_Work to complete_
The lines to reproduce run from the one containing "Output a JSON" through the end of the records below. Reproduce them exactly and add nothing.

-------- Exercise materials

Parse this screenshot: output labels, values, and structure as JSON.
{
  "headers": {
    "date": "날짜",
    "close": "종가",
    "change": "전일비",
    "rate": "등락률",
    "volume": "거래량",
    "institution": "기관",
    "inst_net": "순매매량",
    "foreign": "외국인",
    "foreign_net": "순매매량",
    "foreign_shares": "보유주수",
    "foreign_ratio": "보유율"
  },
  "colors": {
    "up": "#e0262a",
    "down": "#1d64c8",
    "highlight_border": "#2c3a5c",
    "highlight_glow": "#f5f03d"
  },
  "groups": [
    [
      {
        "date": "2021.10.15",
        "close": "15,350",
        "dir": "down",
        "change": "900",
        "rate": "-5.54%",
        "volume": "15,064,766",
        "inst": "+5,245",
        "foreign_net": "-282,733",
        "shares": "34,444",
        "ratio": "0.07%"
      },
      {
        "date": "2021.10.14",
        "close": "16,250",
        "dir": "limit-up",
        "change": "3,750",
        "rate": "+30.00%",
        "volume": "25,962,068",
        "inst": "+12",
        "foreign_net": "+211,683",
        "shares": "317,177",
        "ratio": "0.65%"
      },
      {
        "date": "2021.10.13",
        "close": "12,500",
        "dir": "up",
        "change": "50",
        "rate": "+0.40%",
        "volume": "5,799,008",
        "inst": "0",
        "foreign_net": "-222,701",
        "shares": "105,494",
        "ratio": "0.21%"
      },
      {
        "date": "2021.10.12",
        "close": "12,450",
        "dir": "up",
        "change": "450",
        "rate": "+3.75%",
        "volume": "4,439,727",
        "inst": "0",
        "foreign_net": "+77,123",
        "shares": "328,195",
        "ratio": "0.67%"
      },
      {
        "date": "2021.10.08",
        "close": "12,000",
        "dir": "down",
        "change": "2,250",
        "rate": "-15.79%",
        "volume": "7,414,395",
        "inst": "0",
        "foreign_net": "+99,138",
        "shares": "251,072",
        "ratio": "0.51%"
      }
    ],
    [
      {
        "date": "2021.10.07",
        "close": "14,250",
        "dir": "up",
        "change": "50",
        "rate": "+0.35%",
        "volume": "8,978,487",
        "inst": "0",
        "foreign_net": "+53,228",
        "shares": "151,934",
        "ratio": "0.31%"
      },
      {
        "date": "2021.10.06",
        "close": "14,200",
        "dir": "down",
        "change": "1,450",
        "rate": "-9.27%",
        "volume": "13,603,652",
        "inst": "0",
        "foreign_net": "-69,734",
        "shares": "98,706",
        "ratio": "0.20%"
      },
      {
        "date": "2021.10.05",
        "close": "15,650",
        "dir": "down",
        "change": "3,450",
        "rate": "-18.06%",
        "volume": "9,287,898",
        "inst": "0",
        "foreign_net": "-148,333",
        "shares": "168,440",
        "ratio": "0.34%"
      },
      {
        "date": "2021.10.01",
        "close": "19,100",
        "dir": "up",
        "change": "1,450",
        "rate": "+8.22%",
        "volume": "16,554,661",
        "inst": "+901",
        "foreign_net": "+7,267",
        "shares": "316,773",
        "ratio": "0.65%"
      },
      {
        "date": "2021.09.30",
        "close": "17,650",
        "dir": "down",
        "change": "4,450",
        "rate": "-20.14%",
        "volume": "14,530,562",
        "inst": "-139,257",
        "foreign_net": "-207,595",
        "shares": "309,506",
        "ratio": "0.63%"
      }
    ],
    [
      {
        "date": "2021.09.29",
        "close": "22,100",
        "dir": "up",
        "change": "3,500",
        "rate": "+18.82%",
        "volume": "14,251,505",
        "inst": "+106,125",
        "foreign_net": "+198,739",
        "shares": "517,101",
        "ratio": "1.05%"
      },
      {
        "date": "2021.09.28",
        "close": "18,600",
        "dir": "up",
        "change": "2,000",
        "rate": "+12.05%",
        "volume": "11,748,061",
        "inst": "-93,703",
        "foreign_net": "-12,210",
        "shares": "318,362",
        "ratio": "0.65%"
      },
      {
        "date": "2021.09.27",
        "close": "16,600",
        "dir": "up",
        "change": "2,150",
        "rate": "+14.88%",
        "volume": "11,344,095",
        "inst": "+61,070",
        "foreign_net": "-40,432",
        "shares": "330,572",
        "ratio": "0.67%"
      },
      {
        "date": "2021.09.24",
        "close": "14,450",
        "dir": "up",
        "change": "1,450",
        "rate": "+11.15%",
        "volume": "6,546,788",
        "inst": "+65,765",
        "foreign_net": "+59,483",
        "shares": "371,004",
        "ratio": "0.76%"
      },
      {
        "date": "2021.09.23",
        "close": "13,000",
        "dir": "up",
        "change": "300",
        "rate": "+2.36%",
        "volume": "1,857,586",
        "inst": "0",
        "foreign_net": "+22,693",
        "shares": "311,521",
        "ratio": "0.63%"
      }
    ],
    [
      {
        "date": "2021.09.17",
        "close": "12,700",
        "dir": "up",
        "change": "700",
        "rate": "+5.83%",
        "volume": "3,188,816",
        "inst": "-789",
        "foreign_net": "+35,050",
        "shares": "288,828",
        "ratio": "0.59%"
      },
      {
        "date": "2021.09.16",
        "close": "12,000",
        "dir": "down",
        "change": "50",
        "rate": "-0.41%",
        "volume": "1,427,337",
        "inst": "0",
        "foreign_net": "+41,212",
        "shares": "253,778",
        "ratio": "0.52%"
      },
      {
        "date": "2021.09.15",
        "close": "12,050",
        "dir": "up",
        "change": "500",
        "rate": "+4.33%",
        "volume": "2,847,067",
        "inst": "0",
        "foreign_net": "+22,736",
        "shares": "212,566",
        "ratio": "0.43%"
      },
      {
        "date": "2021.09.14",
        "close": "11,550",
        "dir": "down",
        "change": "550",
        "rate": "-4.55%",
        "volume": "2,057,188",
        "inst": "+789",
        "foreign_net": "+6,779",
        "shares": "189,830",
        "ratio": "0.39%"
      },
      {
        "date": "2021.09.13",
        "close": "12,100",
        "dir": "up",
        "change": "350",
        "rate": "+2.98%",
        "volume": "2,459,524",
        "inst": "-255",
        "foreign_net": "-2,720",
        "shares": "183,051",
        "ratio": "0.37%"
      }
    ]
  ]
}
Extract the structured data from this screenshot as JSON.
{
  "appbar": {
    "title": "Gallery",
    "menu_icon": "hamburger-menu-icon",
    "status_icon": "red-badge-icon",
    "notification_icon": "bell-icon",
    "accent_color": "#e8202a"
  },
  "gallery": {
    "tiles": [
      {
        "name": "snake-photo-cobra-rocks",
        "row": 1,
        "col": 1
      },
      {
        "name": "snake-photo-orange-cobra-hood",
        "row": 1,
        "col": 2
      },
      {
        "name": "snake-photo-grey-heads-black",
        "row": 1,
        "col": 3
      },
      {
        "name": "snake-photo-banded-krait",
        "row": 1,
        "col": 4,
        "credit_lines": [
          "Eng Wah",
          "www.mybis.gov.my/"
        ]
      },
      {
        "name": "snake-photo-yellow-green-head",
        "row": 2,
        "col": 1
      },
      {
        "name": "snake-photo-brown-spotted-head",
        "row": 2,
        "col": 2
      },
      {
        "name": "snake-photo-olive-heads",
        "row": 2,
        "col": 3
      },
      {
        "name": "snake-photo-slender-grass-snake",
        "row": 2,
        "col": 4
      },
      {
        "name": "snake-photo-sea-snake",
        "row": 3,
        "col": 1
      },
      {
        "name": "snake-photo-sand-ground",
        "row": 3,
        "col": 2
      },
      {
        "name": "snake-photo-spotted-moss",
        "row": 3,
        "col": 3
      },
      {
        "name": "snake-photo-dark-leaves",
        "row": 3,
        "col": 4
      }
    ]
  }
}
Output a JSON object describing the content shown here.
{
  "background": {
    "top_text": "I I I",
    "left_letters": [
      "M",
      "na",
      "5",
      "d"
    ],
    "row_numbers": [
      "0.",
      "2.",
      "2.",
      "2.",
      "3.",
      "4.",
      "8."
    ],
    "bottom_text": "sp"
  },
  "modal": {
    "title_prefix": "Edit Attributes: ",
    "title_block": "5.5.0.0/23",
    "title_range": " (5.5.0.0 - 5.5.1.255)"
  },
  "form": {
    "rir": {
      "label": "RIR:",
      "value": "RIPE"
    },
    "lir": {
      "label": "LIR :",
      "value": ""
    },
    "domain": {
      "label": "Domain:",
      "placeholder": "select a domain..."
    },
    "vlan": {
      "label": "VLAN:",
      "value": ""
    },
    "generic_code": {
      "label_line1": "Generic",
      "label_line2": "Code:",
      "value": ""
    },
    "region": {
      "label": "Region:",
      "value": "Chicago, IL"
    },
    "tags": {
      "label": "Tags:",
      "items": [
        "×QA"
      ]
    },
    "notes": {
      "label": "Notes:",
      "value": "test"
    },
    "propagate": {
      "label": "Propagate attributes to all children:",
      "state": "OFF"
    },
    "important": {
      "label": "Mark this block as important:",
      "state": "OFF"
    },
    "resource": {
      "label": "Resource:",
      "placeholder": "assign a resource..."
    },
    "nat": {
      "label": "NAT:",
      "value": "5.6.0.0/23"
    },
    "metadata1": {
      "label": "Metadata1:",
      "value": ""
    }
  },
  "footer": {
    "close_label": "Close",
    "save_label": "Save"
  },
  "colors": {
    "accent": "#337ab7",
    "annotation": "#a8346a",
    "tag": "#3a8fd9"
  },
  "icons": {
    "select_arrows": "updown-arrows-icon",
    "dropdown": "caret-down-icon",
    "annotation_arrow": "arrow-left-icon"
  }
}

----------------

_Answer space_
Output a JSON object describing the content shown here.
{
  "background": {
    "top_text": "I I I",
    "left_letters": [
      "M",
      "na",
      "5",
      "d"
    ],
    "row_numbers": [
      "0.",
      "2.",
      "2.",
      "2.",
      "3.",
      "4.",
      "8."
    ],
    "bottom_text": "sp"
  },
  "modal": {
    "title_prefix": "Edit Attributes: ",
    "title_block": "5.5.0.0/23",
    "title_range": " (5.5.0.0 - 5.5.1.255)"
  },
  "form": {
    "rir": {
      "label": "RIR:",
      "value": "RIPE"
    },
    "lir": {
      "label": "LIR :",
      "value": ""
    },
    "domain": {
      "label": "Domain:",
      "placeholder": "select a domain..."
    },
    "vlan": {
      "label": "VLAN:",
      "value": ""
    },
    "generic_code": {
      "label_line1": "Generic",
      "label_line2": "Code:",
      "value": ""
    },
    "region": {
      "label": "Region:",
      "value": "Chicago, IL"
    },
    "tags": {
      "label": "Tags:",
      "items": [
        "×QA"
      ]
    },
    "notes": {
      "label": "Notes:",
      "value": "test"
    },
    "propagate": {
      "label": "Propagate attributes to all children:",
      "state": "OFF"
    },
    "important": {
      "label": "Mark this block as important:",
      "state": "OFF"
    },
    "resource": {
      "label": "Resource:",
      "placeholder": "assign a resource..."
    },
    "nat": {
      "label": "NAT:",
      "value": "5.6.0.0/23"
    },
    "metadata1": {
      "label": "Metadata1:",
      "value": ""
    }
  },
  "footer": {
    "close_label": "Close",
    "save_label": "Save"
  },
  "colors": {
    "accent": "#337ab7",
    "annotation": "#a8346a",
    "tag": "#3a8fd9"
  },
  "icons": {
    "select_arrows": "updown-arrows-icon",
    "dropdown": "caret-down-icon",
    "annotation_arrow": "arrow-left-icon"
  }
}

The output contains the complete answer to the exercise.